AVAILABLE DATA section start

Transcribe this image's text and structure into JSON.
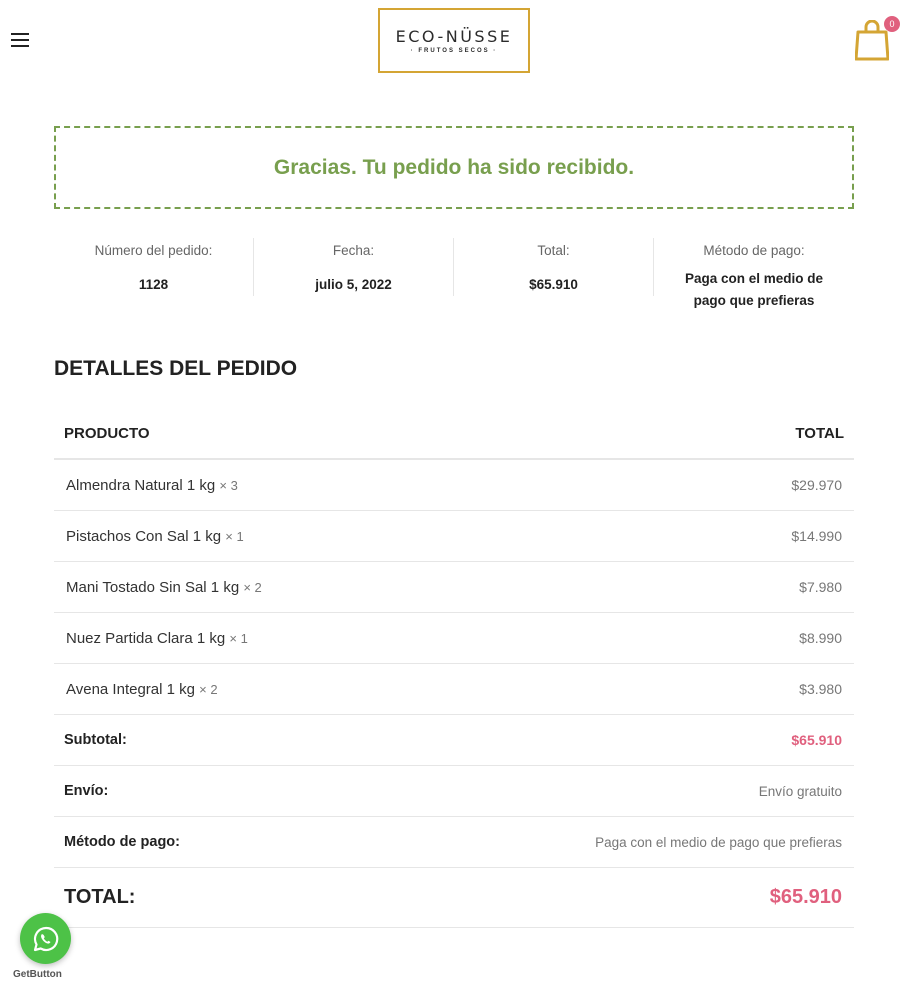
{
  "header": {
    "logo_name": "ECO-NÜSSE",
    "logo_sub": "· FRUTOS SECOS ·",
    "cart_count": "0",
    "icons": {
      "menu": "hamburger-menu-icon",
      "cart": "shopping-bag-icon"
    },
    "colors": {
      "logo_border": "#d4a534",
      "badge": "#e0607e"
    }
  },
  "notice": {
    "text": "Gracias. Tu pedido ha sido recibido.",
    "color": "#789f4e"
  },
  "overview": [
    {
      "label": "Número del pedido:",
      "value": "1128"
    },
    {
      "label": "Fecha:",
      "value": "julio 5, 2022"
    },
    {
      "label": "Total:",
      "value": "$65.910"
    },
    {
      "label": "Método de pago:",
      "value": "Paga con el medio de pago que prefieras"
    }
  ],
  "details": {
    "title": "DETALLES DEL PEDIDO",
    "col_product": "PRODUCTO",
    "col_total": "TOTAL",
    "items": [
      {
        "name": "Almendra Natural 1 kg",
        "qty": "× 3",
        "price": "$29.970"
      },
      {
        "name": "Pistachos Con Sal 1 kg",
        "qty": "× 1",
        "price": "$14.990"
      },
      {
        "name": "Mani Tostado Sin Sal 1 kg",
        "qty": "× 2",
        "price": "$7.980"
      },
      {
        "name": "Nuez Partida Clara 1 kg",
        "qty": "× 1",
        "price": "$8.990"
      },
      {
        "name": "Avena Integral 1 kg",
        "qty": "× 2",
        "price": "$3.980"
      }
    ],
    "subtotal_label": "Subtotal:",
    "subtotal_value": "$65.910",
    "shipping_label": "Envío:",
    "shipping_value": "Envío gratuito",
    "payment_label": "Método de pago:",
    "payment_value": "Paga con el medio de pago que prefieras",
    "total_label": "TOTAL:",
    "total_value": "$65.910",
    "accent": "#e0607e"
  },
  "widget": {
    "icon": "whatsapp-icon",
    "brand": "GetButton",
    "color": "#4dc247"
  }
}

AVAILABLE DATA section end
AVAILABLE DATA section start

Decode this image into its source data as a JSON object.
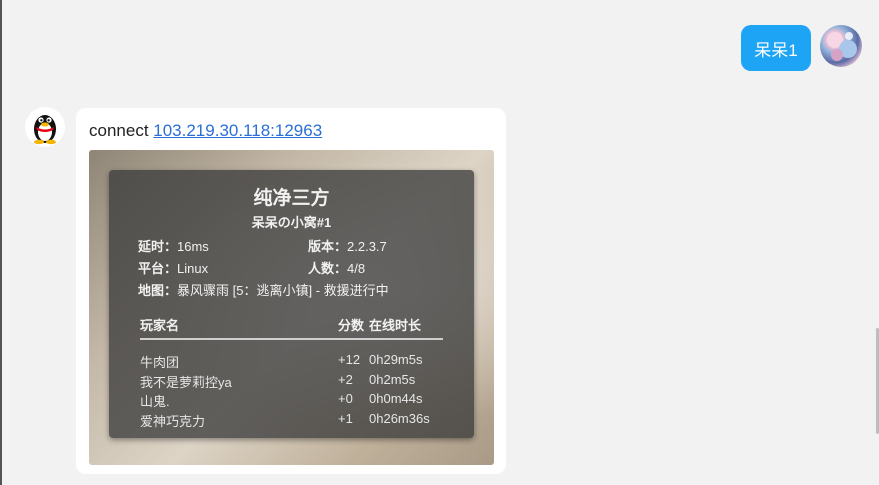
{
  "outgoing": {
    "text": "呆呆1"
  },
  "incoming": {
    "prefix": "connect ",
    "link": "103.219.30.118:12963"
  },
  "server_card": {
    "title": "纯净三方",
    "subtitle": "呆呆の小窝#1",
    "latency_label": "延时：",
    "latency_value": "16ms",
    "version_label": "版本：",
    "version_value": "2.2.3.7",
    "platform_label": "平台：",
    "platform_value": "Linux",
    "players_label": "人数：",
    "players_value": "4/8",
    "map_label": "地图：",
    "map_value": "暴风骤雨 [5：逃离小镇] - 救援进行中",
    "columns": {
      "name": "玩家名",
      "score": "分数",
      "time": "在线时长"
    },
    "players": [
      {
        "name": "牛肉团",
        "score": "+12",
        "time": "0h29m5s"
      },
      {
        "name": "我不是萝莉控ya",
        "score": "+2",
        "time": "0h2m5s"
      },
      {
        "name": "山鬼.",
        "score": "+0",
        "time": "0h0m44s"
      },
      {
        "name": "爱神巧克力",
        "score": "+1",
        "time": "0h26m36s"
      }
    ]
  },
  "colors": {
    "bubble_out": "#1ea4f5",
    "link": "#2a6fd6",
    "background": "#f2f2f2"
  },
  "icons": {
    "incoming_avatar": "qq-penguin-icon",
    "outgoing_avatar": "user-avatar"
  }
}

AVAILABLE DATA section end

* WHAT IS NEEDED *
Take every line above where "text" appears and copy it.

* YOUR RESPONSE *
Transcribe this image's text and structure into JSON.
    "text": "Gracias. Tu pedido ha sido recibido.",
    "text": "呆呆1"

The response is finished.